When a band as formidable within the stoner doom circuit as Electric Wizard release a new album, people familiar with their work take note. Electric Wizard are among the very best in the genre, and stand out as fan favourites with contemporaries such as Sleep. Witchcult Today is their latest offering, and it doesn’t fail to impress. Not that I’m surprised by such a fact… they’ve yet to disappoint me.
The clash of distortion heavy riffs and psychedelic overtones are still very much apparent. Catchy tunes even manage to drag themselves out of the amplifier’s aural crust, which is something that Electric Wizard have founded themselves on this last decade; still being as heavy as any other doom band out there, but retaining a certain melody within their songs that keep the foot tapping and head bouncing in rhythm to the music. This release is no different in that respect from other releases.
There is, however, a distinct decrease in the wall of noise that ricocheted off the listener’s ears on previous albums. This leaves the album itself feeling like a departure from what we know and loved, but leads us to a whole new experience.
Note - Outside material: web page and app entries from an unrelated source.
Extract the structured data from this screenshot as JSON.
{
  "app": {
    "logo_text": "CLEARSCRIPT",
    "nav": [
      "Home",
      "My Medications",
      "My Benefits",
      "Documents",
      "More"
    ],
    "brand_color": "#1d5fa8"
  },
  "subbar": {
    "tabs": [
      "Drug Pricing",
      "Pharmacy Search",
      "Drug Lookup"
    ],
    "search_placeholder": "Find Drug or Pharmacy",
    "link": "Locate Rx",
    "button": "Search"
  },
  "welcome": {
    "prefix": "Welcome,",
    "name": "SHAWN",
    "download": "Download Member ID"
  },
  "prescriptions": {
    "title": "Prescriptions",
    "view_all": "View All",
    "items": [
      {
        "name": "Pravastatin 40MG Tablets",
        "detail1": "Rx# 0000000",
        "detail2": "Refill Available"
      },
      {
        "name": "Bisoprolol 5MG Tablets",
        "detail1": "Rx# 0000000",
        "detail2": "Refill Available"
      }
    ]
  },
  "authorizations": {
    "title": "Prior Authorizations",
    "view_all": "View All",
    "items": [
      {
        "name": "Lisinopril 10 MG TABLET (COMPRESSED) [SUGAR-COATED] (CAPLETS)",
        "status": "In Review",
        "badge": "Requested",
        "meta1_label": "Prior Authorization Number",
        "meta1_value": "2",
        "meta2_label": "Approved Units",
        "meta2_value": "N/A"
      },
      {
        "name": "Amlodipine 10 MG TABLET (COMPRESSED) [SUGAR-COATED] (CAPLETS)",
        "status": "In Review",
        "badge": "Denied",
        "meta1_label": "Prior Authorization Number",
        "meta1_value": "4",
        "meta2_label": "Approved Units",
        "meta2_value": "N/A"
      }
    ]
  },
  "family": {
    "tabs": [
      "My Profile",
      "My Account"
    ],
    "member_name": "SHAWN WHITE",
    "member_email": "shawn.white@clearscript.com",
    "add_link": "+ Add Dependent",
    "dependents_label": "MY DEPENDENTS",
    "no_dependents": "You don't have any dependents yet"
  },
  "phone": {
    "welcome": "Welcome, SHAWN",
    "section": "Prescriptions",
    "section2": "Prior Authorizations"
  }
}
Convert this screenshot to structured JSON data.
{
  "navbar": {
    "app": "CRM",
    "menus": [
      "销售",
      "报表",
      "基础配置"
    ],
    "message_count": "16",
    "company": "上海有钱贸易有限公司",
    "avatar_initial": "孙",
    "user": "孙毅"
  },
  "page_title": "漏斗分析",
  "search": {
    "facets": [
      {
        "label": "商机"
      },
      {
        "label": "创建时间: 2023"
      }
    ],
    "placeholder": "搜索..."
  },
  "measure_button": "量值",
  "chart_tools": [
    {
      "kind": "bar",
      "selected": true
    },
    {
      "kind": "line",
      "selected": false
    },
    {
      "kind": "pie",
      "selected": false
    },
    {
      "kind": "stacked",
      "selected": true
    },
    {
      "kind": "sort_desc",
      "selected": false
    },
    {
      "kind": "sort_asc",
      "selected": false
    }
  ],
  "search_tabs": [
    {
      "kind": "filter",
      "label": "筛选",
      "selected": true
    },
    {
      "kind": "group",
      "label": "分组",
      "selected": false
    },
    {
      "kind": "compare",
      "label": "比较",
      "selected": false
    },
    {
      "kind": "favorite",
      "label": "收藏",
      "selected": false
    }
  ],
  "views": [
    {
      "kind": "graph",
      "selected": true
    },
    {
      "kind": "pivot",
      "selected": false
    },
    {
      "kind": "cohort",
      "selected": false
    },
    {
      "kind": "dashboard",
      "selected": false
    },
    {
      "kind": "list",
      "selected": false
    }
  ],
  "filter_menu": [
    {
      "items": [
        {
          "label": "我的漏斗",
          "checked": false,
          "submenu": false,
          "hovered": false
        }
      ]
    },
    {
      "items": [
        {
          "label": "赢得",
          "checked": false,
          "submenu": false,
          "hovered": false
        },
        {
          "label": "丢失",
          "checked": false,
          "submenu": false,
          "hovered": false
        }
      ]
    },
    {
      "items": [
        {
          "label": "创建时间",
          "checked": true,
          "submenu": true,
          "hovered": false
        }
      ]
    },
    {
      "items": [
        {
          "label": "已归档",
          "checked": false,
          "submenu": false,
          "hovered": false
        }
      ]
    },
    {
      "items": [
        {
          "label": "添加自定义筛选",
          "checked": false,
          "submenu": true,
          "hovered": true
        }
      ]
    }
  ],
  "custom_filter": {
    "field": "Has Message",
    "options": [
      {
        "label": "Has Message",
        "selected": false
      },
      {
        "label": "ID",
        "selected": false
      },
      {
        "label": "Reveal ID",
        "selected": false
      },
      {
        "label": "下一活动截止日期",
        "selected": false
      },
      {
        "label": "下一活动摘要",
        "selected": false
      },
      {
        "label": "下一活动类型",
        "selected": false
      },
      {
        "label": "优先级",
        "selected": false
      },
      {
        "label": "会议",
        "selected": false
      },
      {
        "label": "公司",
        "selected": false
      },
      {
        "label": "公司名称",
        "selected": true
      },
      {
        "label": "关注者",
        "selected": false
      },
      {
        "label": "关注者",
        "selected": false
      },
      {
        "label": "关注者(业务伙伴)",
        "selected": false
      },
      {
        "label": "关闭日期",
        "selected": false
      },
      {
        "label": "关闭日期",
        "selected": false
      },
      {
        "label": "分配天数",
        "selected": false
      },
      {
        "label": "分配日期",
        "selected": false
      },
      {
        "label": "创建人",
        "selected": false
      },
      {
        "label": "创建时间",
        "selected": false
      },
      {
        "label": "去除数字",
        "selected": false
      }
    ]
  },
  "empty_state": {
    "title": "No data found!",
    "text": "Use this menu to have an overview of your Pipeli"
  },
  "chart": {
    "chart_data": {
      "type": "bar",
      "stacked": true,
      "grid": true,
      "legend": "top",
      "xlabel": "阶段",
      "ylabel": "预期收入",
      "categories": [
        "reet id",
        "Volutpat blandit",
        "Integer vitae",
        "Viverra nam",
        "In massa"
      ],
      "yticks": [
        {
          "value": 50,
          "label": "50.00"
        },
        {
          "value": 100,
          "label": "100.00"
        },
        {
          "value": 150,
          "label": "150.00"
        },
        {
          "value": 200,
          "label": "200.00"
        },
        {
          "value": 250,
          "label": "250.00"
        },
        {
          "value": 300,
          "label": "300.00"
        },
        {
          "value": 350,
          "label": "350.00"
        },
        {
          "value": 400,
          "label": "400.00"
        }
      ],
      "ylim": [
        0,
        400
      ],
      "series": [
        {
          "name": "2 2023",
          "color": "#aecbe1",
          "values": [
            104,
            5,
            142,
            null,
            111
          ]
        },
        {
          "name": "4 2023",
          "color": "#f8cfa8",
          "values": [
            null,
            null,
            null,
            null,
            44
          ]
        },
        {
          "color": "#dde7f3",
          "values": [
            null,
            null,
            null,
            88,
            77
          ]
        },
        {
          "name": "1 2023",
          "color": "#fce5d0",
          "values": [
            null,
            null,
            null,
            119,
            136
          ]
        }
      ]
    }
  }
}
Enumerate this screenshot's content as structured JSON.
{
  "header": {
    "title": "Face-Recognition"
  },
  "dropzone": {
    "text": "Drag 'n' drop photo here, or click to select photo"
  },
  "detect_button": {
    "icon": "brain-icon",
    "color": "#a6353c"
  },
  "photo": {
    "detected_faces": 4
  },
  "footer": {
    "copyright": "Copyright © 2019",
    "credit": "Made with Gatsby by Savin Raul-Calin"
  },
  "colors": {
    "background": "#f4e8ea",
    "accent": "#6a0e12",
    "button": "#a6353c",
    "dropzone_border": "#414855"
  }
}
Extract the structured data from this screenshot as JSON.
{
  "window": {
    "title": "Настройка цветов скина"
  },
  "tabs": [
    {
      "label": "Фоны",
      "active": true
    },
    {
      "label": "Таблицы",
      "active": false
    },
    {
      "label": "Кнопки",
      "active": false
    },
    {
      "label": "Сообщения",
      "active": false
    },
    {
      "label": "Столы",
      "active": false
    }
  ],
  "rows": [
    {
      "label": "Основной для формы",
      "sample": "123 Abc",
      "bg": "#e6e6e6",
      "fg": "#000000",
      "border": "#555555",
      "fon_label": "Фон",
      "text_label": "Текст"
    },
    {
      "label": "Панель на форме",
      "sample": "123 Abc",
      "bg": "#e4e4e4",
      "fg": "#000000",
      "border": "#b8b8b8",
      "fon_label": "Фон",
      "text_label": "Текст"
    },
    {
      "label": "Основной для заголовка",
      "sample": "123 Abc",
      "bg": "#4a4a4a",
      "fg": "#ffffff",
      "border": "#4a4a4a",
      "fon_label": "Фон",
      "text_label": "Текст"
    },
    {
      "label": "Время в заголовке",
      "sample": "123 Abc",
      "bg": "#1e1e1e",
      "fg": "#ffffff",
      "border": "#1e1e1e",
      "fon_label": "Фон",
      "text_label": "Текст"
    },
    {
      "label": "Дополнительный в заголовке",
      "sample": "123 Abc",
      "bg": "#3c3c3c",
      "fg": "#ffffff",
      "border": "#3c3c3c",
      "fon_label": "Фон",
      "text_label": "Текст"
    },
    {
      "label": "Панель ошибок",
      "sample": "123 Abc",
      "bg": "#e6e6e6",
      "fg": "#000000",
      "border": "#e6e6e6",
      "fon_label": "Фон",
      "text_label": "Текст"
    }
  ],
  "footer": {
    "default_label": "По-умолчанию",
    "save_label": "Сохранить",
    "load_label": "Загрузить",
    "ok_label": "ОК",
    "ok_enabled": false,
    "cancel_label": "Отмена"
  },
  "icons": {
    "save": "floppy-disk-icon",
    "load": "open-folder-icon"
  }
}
This is much more like your generic stoner sound. Not in a bad sense by any means, but just in the fact that it’s near indistinguishable as anything but a stoner doom album (for those of you that have the ear to differentiate). This leaves the album being a hell of a lot more accessible than anything they’ve done before, but die-hard fans might be disappointed with how much more accessible it is. That wall of noise previously mentioned has been broken down and replaced with a much more listener-friendly one; it almost sounds like a different band. Gone are the deep growls and screams that were scattered throughout their magnus opus ‘Dopethrone’, and instead we’re treated to a doped-up vocal style that you’ve no doubt heard in countless other bands in the genre.
It does match the new toned down music very well, though, and brings a whole new different feel to the album compared to earlier material. If you’re a fan of the standard stoner doom sound –albeit, far more innovative than your run-of-the-mill band in the genre – or you found Electric Wizard’s other material hard to listen to, then you’ll no doubt find a lot of entertainment in this album. As for fans of the band, I think you’ll enjoy this if you look past the change in style.
Scribed by: Lewis Hunter